I love news and information! I read the Wall Street Journal, the New York Times, and my local paper religiously. I am that mom who listened to National Public Radio in the car so much that my children often hummed the theme song for Morning Edition as I dropped them off for school and casually said good-bye to me and their Uncle Bob (Bob Edwards, former Morning Edition host). It was not until my children had vacated the nest, that I had the luxury of being able to watch the PBS News Hour regularly. And I was lucky enough to begin watching when two amazing journalists hosted the program, Gwen Ifill and Judy Woodruff. Gwen died in 2016 and I have been so grateful to Judy for continuing on solo after the loss of her colleague and friend.
Judy Woodruff has always been an amazing journalist because she notices us humans and our behaviors and is willing to invite us into a conversation about who we are and what we are doing. When I sat down on March 13th to watch the PBS News Hour, I was disheartened and sad as so many things were showing up along with COVID-19. I heard fear converted to suspicion and xenophobic comments towards people of Asian Heritage. I saw some of the unkindness in the world as a neighbor rushed past and let me know how pleased they were to get all of the remaining paper towels at our neighborhood grocery store. Judy went through the entire newscast delivering the news (much of it frightening) with her usual professionalism. Then she got to the end. She shifted in her seat and she looked calmly into the camera and noted how many humans were being kind and caring for others in this time of anxiety and worry. Then she finished with these words:
Some of us are acting in ways that could unintentionally end up hurting others. Grocery store and pharmacy shelves that were piled high with toilet paper, Kleenex, and paper towels are now empty. Several days ago people started running and buying all the hand sanitizer and disinfecting wipes they could. It's understandable we want to keep ourselves and our families safe. But it also worth remembering that this is a time for the lucky healthy ones to think of others. Maybe there is an elderly couple who didn't get to the store as early as they wanted. Perhaps someone with a disability or a weakened immune system could not get there at all. This is a moment for Americans to show our best qualities. We are going to work our way through this let's keep others who may not be as strong and resilient as we are in mind, too.
With her elegant manner and curated words, Judy Woodruff asked us all to do better; to think beyond ourselves. Judy's comments inspired this question:

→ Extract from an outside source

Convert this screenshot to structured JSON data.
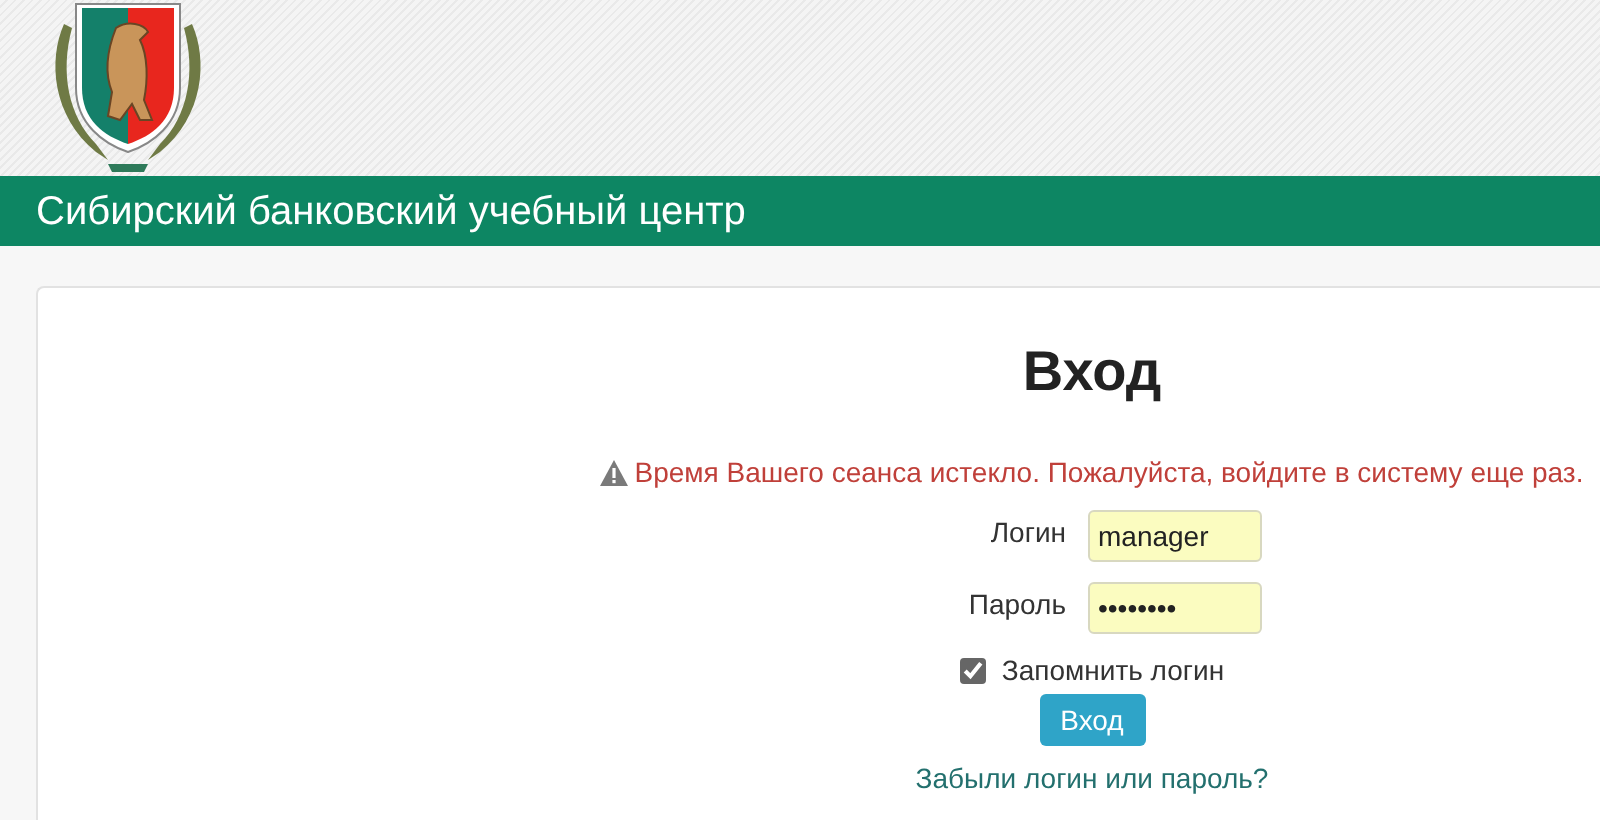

WHAT ARE YOU DOING FOR HUMANITY?
In schools, educators know the importance of offering students authentic real-world opportunities to be additive. What if we transform a time of fear and anxiety into a time of empowerment and change making? Okay, I know someone out there is saying yeah right!?! How am I going to do that while planning for digital learning and taking care of all the people I hold dear? I hear you and let's try anyway (isn't that what we encourage children to do?). During our time away from our schools, l I will post authentic and relevant questions that we can offer to our pre-K through 12th grade children. I can't wait to see what we all learn.
Here's are the first two questions:
Stopping the Spread
What could you make to support the efforts to curb the transmission of COVID-19? Share your ideas on this board.
Start with this comic that offers the facts about how to stop the virus from spreading.
Need some more inspiration? Here are some things that other people have made:
Beto Fernandez and Paco Conde, founders of Activista, used their art skills to create 6 Feet Covers as a reminder to stay six feet apart to reduce the chances of potentially sharing COVID-19 with other people.
Ugandan pop star and politician Robert Kyagulanyi Ssentamu collaborated with Nubian Li to create this song to educate people about COVID-19 and how to prevent it.
Folks with sewing skills are using those skills to create masks for people working in hospitals. Find the story of these creators here.
My thanks to Ellen McGirt for her inspiring newsletter, Race Ahead. The first two examples come from her March 26th compilation.
Creating and Cultivating Community
Many people describe their school community as a "strong" community where all are welcomed and have a sense of belonging. In this interview three students of Asian heritage outline what they are seeing and hearing in their school community.
How will you respond to social media posts and conversations with your peers in ways that support all students feeling like they are part of your school community? Share your creative thoughts here.
Originally Published on March 26, 2020